These changes in the way credit scores are calculated could be very helpful if you’ve had difficulty getting credit approved in the past. The Frankfurt study notes that their findings “provide suggestive evidence that digital fingerprints may have the potential to boost financial inclusion for the two billion adults worldwide who do not have access to credit.”
What are the risks ?
Before you start a digital makeover, like filling out your LinkedIn profile to show off your professional or academic accomplishments, keep in mind that these changes in the way your credit score is calculated are still speculative at this point.
Your Orwellian objections may have some merit. What about privacy and security issues? Research published on the IMF website recognizes that there would be an “efficiency-privacy trade-off.”
“The growing use of private data for financial services also raises a myriad of consumer protection and privacy issues that force the government to set standards for the collection and use of data,” the discussion paper said.
The document highlights fair lending rules in the United States that prohibit the use of gender or race information for lending decisions. So how fair is your digital footprint when it comes to assessing what kind of borrower you will be? And how will your information be protected against data breaches?
The researchers say new regulations will need to be set by governments so that big techs face the same data privacy requirements as banks. Big tech innovations are evolving at such a rapid pace that governments can take some time to catch up with the necessary policy.
Build that three-digit number
A good credit score will help you qualify for a mortgage, personal loan, or credit card, leading to higher loan limits and lower interest rates.
Credit scores are also used in other ways, for better or for worse. Even the owners can take a look before accepting your request.
Until the implications of collecting and using personal data have been further explored, you will need to improve your credit score the old-fashioned way.
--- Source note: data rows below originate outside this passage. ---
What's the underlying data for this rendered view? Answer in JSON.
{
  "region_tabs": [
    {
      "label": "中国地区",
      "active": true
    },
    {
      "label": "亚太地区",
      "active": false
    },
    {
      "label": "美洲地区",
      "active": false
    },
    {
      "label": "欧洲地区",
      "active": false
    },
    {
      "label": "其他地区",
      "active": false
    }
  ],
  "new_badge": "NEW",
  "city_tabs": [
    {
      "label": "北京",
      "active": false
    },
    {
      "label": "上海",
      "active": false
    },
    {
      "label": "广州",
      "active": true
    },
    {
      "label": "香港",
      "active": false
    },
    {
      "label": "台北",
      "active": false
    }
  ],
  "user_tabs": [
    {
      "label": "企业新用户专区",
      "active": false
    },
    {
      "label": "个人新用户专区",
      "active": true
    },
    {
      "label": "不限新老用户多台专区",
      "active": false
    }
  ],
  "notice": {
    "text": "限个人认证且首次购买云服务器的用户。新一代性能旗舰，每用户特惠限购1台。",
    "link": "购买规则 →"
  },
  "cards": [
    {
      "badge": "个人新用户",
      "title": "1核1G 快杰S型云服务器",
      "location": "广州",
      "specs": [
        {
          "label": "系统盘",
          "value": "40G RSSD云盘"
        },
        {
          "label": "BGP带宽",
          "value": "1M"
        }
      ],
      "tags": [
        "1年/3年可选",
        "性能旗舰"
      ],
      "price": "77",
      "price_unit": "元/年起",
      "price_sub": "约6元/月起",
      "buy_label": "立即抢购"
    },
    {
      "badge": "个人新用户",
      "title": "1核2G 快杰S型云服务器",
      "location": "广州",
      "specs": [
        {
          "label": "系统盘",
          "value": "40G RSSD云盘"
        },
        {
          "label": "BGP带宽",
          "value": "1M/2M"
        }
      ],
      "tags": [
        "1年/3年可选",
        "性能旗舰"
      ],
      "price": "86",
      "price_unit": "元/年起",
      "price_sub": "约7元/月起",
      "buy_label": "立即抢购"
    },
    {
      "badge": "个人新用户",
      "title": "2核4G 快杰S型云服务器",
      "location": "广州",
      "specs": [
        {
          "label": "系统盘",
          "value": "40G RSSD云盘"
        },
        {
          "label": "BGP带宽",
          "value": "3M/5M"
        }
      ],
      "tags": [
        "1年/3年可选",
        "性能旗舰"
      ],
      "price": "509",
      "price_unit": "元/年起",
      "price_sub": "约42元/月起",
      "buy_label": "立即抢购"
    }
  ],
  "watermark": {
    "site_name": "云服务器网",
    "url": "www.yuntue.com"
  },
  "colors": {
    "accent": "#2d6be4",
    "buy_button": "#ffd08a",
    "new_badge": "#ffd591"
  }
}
Here are four ways to increase your score:
1. Check your score regularly
Keeping an eye on your score will help you track your progress and alert you to any strange activity on your accounts. There are a number of online services that will allow you to view your score for free and send you an email whenever your score changes.
2. Establish a balance sheet
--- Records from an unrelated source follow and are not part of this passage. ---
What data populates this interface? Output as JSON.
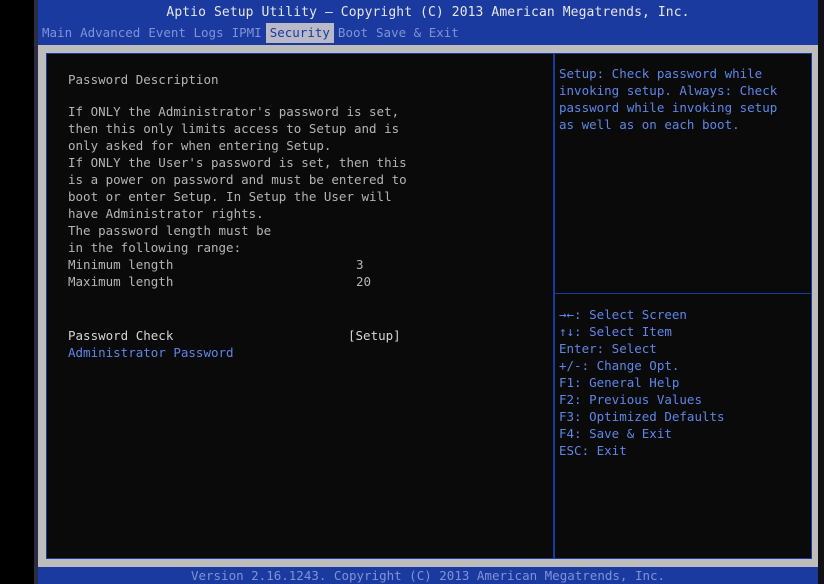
{
  "header": {
    "title": "Aptio Setup Utility – Copyright (C) 2013 American Megatrends, Inc.",
    "tabs": [
      {
        "label": "Main"
      },
      {
        "label": "Advanced"
      },
      {
        "label": "Event Logs"
      },
      {
        "label": "IPMI"
      },
      {
        "label": "Security",
        "active": true
      },
      {
        "label": "Boot"
      },
      {
        "label": "Save & Exit"
      }
    ]
  },
  "main": {
    "section_title": "Password Description",
    "description_lines": [
      "If ONLY the Administrator's password is set,",
      "then this only limits access to Setup and is",
      "only asked for when entering Setup.",
      "If ONLY the User's password is set, then this",
      "is a power on password and must be entered to",
      "boot or enter Setup. In Setup the User will",
      "have Administrator rights.",
      "The password length must be",
      "in the following range:"
    ],
    "min_length": {
      "label": "Minimum length",
      "value": "3"
    },
    "max_length": {
      "label": "Maximum length",
      "value": "20"
    },
    "password_check": {
      "label": "Password Check",
      "value": "[Setup]"
    },
    "admin_password": {
      "label": "Administrator Password"
    }
  },
  "help": {
    "description_lines": [
      "Setup: Check password while",
      "invoking setup. Always: Check",
      "password while invoking setup",
      "as well as on each boot."
    ],
    "keys": [
      "→←: Select Screen",
      "↑↓: Select Item",
      "Enter: Select",
      "+/-: Change Opt.",
      "F1: General Help",
      "F2: Previous Values",
      "F3: Optimized Defaults",
      "F4: Save & Exit",
      "ESC: Exit"
    ]
  },
  "footer": {
    "text": "Version 2.16.1243. Copyright (C) 2013 American Megatrends, Inc."
  },
  "colors": {
    "header_blue": "#1b3aa0",
    "text_gray": "#b4b4b4",
    "text_white": "#d6d6d6",
    "link_blue": "#5e86e8",
    "tab_inactive": "#7f93d6",
    "tab_active_bg": "#b9b9c8"
  }
}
A long history of on-time payments is essential if you want a decent score. Specialty credit cards can help you build your credit history, especially if you can’t get approval for a regular card right now.
3. Consolidate your debt
Your debt level is the second largest contributor to your credit score. If you are struggling with high interest rates, like those on credit cards, consider turning your balances into a debt consolidation loan. All you need to do is take out a new low interest loan and use it to pay off your high interest debt. You only have one manageable monthly invoice left.
4. Beware of fraud
Identity theft and credit fraud can leave your score in the tank. Stay alert and regularly check your credit report for any unusual or suspicious activity. Some credit monitoring sites offer $ 1 million free identity theft insurance just for signing up.
This article provides information only and should not be construed as advice. It is provided without warranty of any kind.